Take a Tailgate Time Out
Before you dive into the buffet, follow these tips to curb your caloric intake:
• Earn a little splurge on Saturday afternoon by saving a few food items from your eating plan during the week.
• Before the festivities begin, have a small snack that contains protein and fiber (like cereal and yogurt) so you’ll be less tempted to overeat.
• Survey all the offerings before you load your plate, then select plenty of fruits, vegetables, and lean dairy and protein.
• Eat from a plate instead of continually grazing from the buffet. This will help you keep track of how much you’re eating.
• Remember that alcohol has plenty of calories. One tactic is to alternate alcoholic drinks with zero-calorie beverages throughout the day. Remember that too much alcohol can lead to increased hunger.
Score Points With Guests
If you’re the party host, do your fellow fans a favor by making sure your buffet includes plenty of healthy offerings such as:
• Fresh fruit, sliced or in salads or kabobs
• Assorted vegetables with low-fat dips and salsas
• Low-fat snacks such as popcorn, pretzels, and baked chips
• Lean meats and seafood and low-fat cheeses
• Whole-grain breads and crackers
• Salads made with light dressings
• Salsas, wraps, salads, or stews made with fiber-filled and high- protein beans

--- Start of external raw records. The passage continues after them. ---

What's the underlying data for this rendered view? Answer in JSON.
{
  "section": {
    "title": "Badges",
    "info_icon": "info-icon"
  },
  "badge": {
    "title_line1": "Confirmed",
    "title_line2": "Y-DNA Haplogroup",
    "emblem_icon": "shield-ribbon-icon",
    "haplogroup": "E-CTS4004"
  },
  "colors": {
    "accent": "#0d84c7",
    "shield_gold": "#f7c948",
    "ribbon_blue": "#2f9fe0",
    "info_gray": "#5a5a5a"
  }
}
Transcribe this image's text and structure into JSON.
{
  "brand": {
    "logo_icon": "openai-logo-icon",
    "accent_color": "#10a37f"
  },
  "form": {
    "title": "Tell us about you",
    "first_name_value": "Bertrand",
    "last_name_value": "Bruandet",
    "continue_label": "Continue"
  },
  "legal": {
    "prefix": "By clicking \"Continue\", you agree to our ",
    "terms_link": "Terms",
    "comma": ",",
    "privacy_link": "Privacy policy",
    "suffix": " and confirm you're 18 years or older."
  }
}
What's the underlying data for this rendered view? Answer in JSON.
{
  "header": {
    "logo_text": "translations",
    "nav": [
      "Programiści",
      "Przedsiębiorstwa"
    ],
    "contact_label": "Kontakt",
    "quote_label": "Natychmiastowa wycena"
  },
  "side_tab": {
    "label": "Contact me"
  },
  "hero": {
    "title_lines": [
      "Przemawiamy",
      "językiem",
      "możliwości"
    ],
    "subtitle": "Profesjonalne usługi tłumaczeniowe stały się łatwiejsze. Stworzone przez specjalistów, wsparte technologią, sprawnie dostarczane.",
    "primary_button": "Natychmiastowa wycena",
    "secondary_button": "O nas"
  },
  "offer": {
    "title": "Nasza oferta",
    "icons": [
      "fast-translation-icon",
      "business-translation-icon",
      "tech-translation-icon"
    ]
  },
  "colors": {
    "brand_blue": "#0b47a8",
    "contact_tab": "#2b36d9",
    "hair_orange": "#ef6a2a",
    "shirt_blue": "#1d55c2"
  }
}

Touchdown Tips for Food Safety
According to the American Dietetic Association, the average sports fan partakes in tailgating five times during a football season. And according to a recent survey, most tailgaters take unnecessary food-poisoning risks. Food is often kept at temperatures that promote bacterial contamination. Many tailgaters also recycle pre-game picnic food to eat again after the game.
Follow these guidelines to keep your food out of the danger zone:
• Make sure foods that will be served cold are cold before you put them in the cooler.
• Don’t use a cooler that’s too large. A full cooler will keep foods cold longer.
• Carefully package raw meat. Put it in the bottom of the cooler to avoid drips and cross-contamination
• Pack coolers just before you leave for the game, and use ice packs to maintain temperatures.
• Use a thermometer in your cooler to be sure foods stay at or below 40 degrees Fahrenheit.
• Keep coolers out of the sun, perhaps under a tree.
• Bring waterless hand sanitizer or moistened towelettes to keep hands clean.
• Bring a meat thermometer to ensure that burgers and brats are cooked to 160 degrees and chicken breasts to 170 degrees.
• Throw away any perishable foods that are left from your pre-game picnic so no one will be tempted to eat them after the game.
• Do not leave food unrefrigerated for more than two hours. In hot weather (90 degrees or above), the time limit is one hour.